_WORK INSTRUCTION_
An exact, picture-free copy of the listing is required.

_DATA SUPPLIED_
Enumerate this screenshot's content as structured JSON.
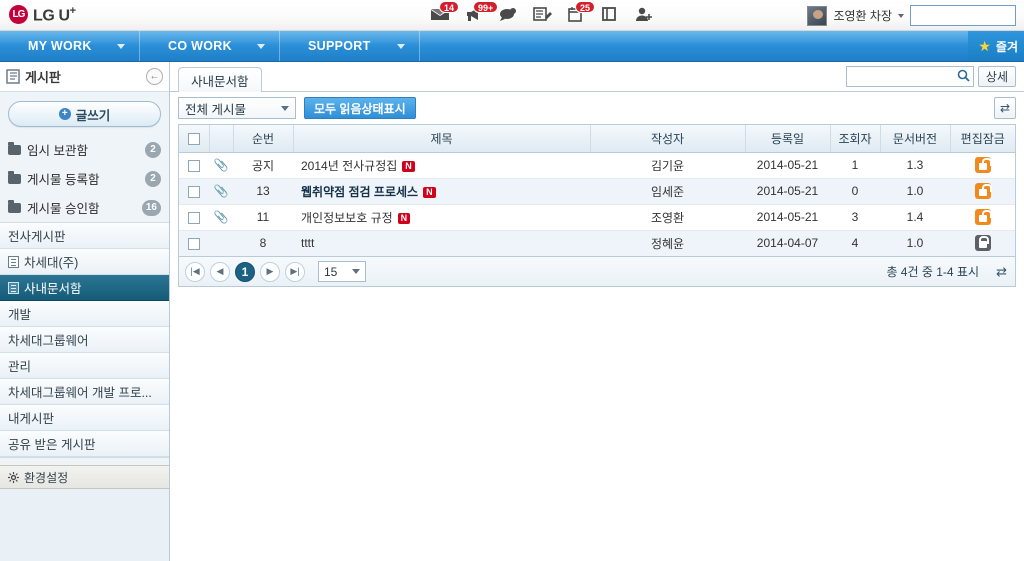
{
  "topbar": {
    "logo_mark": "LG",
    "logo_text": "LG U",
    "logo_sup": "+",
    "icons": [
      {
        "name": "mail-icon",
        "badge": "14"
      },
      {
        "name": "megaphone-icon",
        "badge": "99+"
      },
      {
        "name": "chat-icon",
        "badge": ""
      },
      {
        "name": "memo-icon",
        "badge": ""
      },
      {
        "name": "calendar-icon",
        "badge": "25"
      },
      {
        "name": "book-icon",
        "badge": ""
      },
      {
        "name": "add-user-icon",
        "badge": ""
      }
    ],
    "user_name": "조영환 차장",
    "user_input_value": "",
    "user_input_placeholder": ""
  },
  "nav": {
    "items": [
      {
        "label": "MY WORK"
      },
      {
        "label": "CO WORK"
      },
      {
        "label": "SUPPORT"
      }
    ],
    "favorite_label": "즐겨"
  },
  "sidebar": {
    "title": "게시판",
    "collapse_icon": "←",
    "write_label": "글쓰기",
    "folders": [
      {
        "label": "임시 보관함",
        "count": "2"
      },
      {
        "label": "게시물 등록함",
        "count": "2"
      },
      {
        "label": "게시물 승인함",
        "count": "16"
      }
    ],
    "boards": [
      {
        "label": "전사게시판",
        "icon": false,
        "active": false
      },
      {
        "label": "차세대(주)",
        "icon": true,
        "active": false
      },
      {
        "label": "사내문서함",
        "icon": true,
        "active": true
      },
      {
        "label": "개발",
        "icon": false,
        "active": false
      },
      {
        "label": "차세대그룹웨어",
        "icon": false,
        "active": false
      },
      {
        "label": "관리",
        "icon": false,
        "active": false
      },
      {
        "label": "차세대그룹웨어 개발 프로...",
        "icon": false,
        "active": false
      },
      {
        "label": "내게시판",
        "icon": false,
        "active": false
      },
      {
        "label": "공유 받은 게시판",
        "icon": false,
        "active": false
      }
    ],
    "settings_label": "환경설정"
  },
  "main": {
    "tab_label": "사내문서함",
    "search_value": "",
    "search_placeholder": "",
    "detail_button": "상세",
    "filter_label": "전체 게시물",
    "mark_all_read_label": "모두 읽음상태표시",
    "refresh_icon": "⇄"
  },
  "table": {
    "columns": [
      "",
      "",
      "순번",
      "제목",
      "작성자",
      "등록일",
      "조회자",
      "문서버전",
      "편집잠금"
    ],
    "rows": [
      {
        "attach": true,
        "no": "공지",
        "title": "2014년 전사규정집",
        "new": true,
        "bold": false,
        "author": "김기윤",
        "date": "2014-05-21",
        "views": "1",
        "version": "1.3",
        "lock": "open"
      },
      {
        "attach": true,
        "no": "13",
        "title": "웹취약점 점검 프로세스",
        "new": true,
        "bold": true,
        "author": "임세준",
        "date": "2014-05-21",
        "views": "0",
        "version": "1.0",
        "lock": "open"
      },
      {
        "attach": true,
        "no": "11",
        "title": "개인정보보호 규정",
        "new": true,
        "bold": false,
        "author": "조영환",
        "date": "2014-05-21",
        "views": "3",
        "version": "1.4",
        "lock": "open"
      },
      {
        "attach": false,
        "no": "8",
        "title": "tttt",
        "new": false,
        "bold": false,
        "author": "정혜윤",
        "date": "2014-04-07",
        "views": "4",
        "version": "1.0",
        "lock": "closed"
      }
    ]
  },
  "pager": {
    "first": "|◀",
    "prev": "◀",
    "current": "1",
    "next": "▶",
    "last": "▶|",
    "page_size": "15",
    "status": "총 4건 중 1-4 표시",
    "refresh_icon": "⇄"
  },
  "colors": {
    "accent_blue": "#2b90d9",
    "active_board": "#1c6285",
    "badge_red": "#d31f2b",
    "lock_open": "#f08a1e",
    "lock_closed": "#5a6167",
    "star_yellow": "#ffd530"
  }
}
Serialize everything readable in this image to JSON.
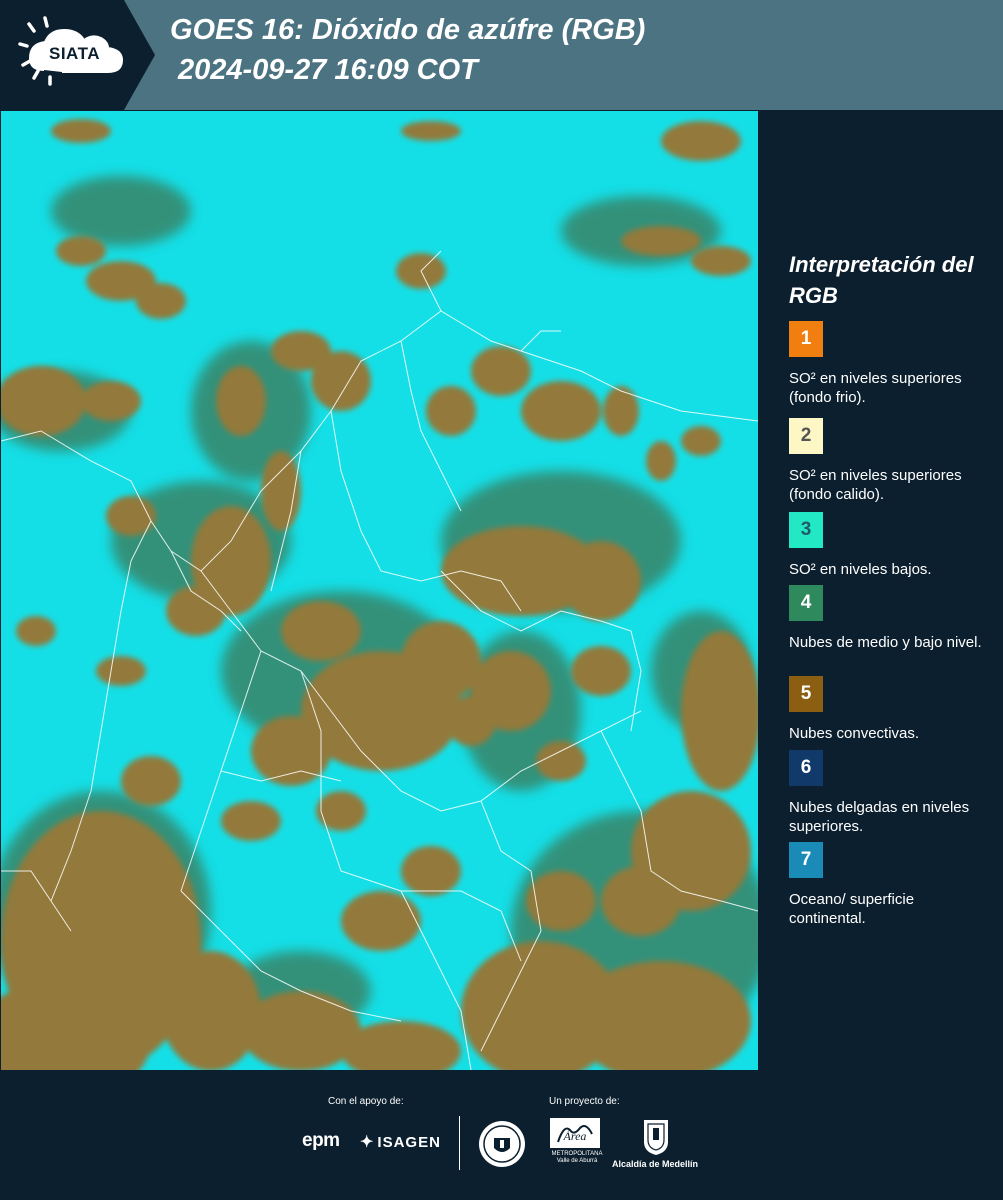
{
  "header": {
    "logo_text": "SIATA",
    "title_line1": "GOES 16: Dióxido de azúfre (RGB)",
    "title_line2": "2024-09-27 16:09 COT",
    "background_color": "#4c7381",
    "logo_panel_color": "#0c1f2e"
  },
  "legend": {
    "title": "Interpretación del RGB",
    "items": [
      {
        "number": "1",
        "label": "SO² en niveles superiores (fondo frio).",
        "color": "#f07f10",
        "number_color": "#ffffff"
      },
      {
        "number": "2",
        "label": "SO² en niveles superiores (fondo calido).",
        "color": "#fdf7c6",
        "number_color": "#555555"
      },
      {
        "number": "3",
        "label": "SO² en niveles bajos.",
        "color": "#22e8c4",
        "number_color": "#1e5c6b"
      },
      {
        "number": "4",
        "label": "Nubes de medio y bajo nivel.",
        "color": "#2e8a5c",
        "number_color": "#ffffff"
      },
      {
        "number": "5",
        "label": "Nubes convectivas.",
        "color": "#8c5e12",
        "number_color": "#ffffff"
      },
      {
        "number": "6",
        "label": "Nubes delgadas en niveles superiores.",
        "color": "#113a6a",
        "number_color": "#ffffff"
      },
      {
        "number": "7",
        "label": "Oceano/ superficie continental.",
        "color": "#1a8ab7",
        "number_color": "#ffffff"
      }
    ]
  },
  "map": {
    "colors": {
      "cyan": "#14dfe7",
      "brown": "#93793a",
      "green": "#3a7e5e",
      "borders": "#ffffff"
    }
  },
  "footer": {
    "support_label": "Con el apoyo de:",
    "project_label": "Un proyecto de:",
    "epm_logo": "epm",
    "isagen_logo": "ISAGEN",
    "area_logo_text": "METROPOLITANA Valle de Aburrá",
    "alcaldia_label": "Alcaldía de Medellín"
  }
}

_ANSWER FOR THE TASK_
Enumerate this screenshot's content as structured JSON.
{
  "topbar": {
    "logo_mark": "LG",
    "logo_text": "LG U",
    "logo_sup": "+",
    "icons": [
      {
        "name": "mail-icon",
        "badge": "14"
      },
      {
        "name": "megaphone-icon",
        "badge": "99+"
      },
      {
        "name": "chat-icon",
        "badge": ""
      },
      {
        "name": "memo-icon",
        "badge": ""
      },
      {
        "name": "calendar-icon",
        "badge": "25"
      },
      {
        "name": "book-icon",
        "badge": ""
      },
      {
        "name": "add-user-icon",
        "badge": ""
      }
    ],
    "user_name": "조영환 차장",
    "user_input_value": "",
    "user_input_placeholder": ""
  },
  "nav": {
    "items": [
      {
        "label": "MY WORK"
      },
      {
        "label": "CO WORK"
      },
      {
        "label": "SUPPORT"
      }
    ],
    "favorite_label": "즐겨"
  },
  "sidebar": {
    "title": "게시판",
    "collapse_icon": "←",
    "write_label": "글쓰기",
    "folders": [
      {
        "label": "임시 보관함",
        "count": "2"
      },
      {
        "label": "게시물 등록함",
        "count": "2"
      },
      {
        "label": "게시물 승인함",
        "count": "16"
      }
    ],
    "boards": [
      {
        "label": "전사게시판",
        "icon": false,
        "active": false
      },
      {
        "label": "차세대(주)",
        "icon": true,
        "active": false
      },
      {
        "label": "사내문서함",
        "icon": true,
        "active": true
      },
      {
        "label": "개발",
        "icon": false,
        "active": false
      },
      {
        "label": "차세대그룹웨어",
        "icon": false,
        "active": false
      },
      {
        "label": "관리",
        "icon": false,
        "active": false
      },
      {
        "label": "차세대그룹웨어 개발 프로...",
        "icon": false,
        "active": false
      },
      {
        "label": "내게시판",
        "icon": false,
        "active": false
      },
      {
        "label": "공유 받은 게시판",
        "icon": false,
        "active": false
      }
    ],
    "settings_label": "환경설정"
  },
  "main": {
    "tab_label": "사내문서함",
    "search_value": "",
    "search_placeholder": "",
    "detail_button": "상세",
    "filter_label": "전체 게시물",
    "mark_all_read_label": "모두 읽음상태표시",
    "refresh_icon": "⇄"
  },
  "table": {
    "columns": [
      "",
      "",
      "순번",
      "제목",
      "작성자",
      "등록일",
      "조회자",
      "문서버전",
      "편집잠금"
    ],
    "rows": [
      {
        "attach": true,
        "no": "공지",
        "title": "2014년 전사규정집",
        "new": true,
        "bold": false,
        "author": "김기윤",
        "date": "2014-05-21",
        "views": "1",
        "version": "1.3",
        "lock": "open"
      },
      {
        "attach": true,
        "no": "13",
        "title": "웹취약점 점검 프로세스",
        "new": true,
        "bold": true,
        "author": "임세준",
        "date": "2014-05-21",
        "views": "0",
        "version": "1.0",
        "lock": "open"
      },
      {
        "attach": true,
        "no": "11",
        "title": "개인정보보호 규정",
        "new": true,
        "bold": false,
        "author": "조영환",
        "date": "2014-05-21",
        "views": "3",
        "version": "1.4",
        "lock": "open"
      },
      {
        "attach": false,
        "no": "8",
        "title": "tttt",
        "new": false,
        "bold": false,
        "author": "정혜윤",
        "date": "2014-04-07",
        "views": "4",
        "version": "1.0",
        "lock": "closed"
      }
    ]
  },
  "pager": {
    "first": "|◀",
    "prev": "◀",
    "current": "1",
    "next": "▶",
    "last": "▶|",
    "page_size": "15",
    "status": "총 4건 중 1-4 표시",
    "refresh_icon": "⇄"
  },
  "colors": {
    "accent_blue": "#2b90d9",
    "active_board": "#1c6285",
    "badge_red": "#d31f2b",
    "lock_open": "#f08a1e",
    "lock_closed": "#5a6167",
    "star_yellow": "#ffd530"
  }
}
Serialize everything readable in this image to JSON.
{
  "header": {
    "logo_text": "SIATA",
    "title_line1": "GOES 16: Dióxido de azúfre (RGB)",
    "title_line2": "2024-09-27 16:09 COT",
    "background_color": "#4c7381",
    "logo_panel_color": "#0c1f2e"
  },
  "legend": {
    "title": "Interpretación del RGB",
    "items": [
      {
        "number": "1",
        "label": "SO² en niveles superiores (fondo frio).",
        "color": "#f07f10",
        "number_color": "#ffffff"
      },
      {
        "number": "2",
        "label": "SO² en niveles superiores (fondo calido).",
        "color": "#fdf7c6",
        "number_color": "#555555"
      },
      {
        "number": "3",
        "label": "SO² en niveles bajos.",
        "color": "#22e8c4",
        "number_color": "#1e5c6b"
      },
      {
        "number": "4",
        "label": "Nubes de medio y bajo nivel.",
        "color": "#2e8a5c",
        "number_color": "#ffffff"
      },
      {
        "number": "5",
        "label": "Nubes convectivas.",
        "color": "#8c5e12",
        "number_color": "#ffffff"
      },
      {
        "number": "6",
        "label": "Nubes delgadas en niveles superiores.",
        "color": "#113a6a",
        "number_color": "#ffffff"
      },
      {
        "number": "7",
        "label": "Oceano/ superficie continental.",
        "color": "#1a8ab7",
        "number_color": "#ffffff"
      }
    ]
  },
  "map": {
    "colors": {
      "cyan": "#14dfe7",
      "brown": "#93793a",
      "green": "#3a7e5e",
      "borders": "#ffffff"
    }
  },
  "footer": {
    "support_label": "Con el apoyo de:",
    "project_label": "Un proyecto de:",
    "epm_logo": "epm",
    "isagen_logo": "ISAGEN",
    "area_logo_text": "METROPOLITANA Valle de Aburrá",
    "alcaldia_label": "Alcaldía de Medellín"
  }
}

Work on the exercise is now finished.